For many, it is hard to imagine what type of human behavior could possibly damage such vast expanses of water. Sadly, these same individuals are likely to buy bottled water, not for a moment considering whether there are any additional consequences beside the convenience of water held in a plastic container. And that is precisely the disease blighting our oceans: an island of plastic twice the size of Texas.

Since its discovery by Charles Moore in 1997, the plastic island has grown exponentially in size and density. During the return from his sailing trip in Hawaii, Moore was shocked to discover the plastic expanse, which behooved him to establish the Algalita Marine Research Foundation. Ever since, the foundation has been dedicated to the careful study and monitoring of the ocean plastic heap.

Originally thought to be a large pool of small plastic fragments, the island is increasingly becoming comprised of larger pieces of plastic debris. Some of the foundation researchers believe much of this larger debris is a result of Japan’s tsunami several years back, which jettisoned thousands of pounds of plastic into the Pacific Ocean. The problem that persists, however, is the amount of time plastic takes to decompose. Even when plastic does break down, it remains intact as microscopic particles. These particles then find their way into the diets of fish and other important organisms, such as phytoplankton.

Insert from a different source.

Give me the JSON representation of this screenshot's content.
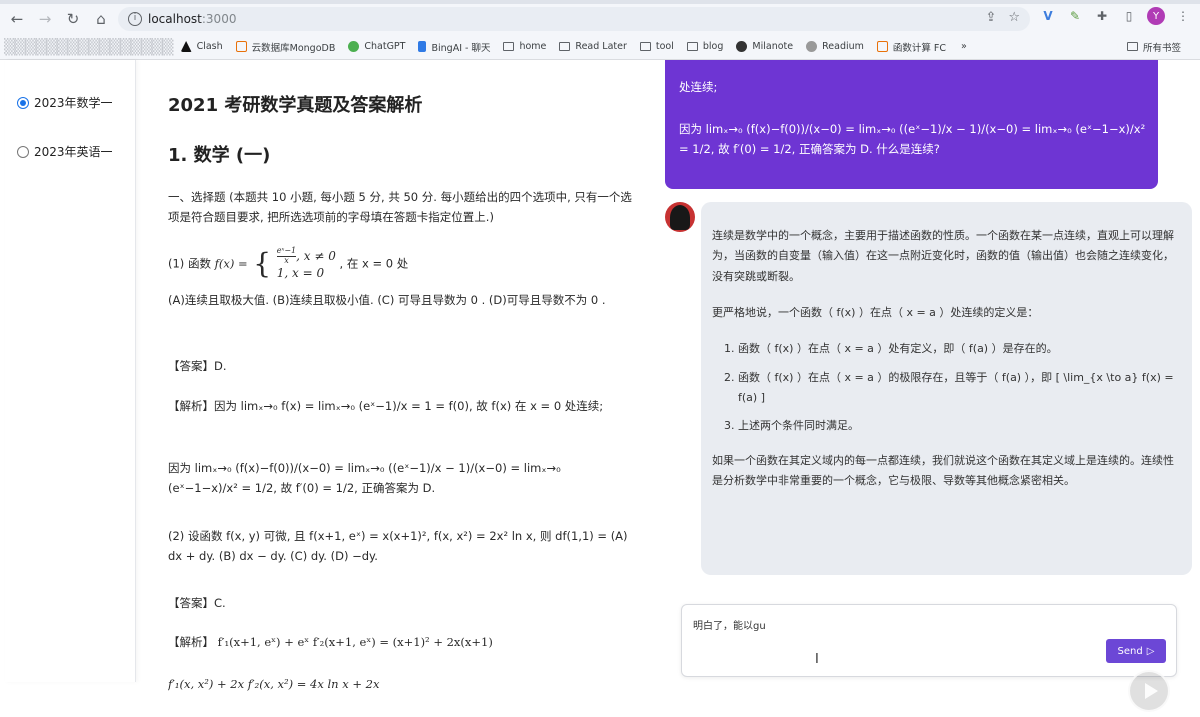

Essentially, plastic is destroying the ecosystems of our oceans.  As the smallest organisms consume more plastic, it guarantees that organisms higher up on the food chain will be affected as well.  Algalita researchers assert that once ingested, the plastic releases toxins which all but ensure the illnesses and deaths of numerous wildlife. Endangered animals, such as turtles, are dying from eating plastic bags.  Albatrosses are perishing in great numbers as they continue to mistake cigarette lighters and bottle caps for food. Michael Williams, a researcher with the National Oceanic and Atmospheric Administration, regretfully noted that during his study of fur seals between 1998 and 2006, more than 800 young male seals were identified with plastic entangling their bodies. Many times, his research team would attempt to free the seals binded and constricted by plastic, but would ultimately fail as he realized the plastic would cut too deeply into the seal’s flesh if they tried to cut it loose.

Without further enumeration, it should be plainly evident that plastic can even endanger people. Many commercial fishermen are hauling in fish tainted with plastic particles. In fact, researchers from the Algalita Foundation analyzed one rainbow runner, which exhibited 84 fragments of plastic in its stomach. Not only are fish being greatly affected, but mussels are as well. Mark Browne, an ecologist at University College Dublin, studied mussels to ascertain their level of plastic ingestion and concluded that the mussels do not just have plastic in their guts, but the pieces pass through the gut’s lining and get lodged in their organs. The alarming issue this presents is two-pronged. First, if these populations become too affected, they may die off, leaving a dangerously low supply of food in their wake. Also, if people continue to consume contaminated sea life, they are sure to build up their levels of PCBs, DDT and other toxic chemicals. Unless one is blithely short-sighted, of which Americans have an uncanny ability, it should be absolutely apparent of what is at stake.

Hopefully, people begin to understand the implications of our dying oceans. Not only does plastic pose an immediate health hazard, but it also can eliminate an important supply of food in the long run. I cannot imagine a more integral public resource to learn this lesson from than the oceans that support the Earth’s biodiversity.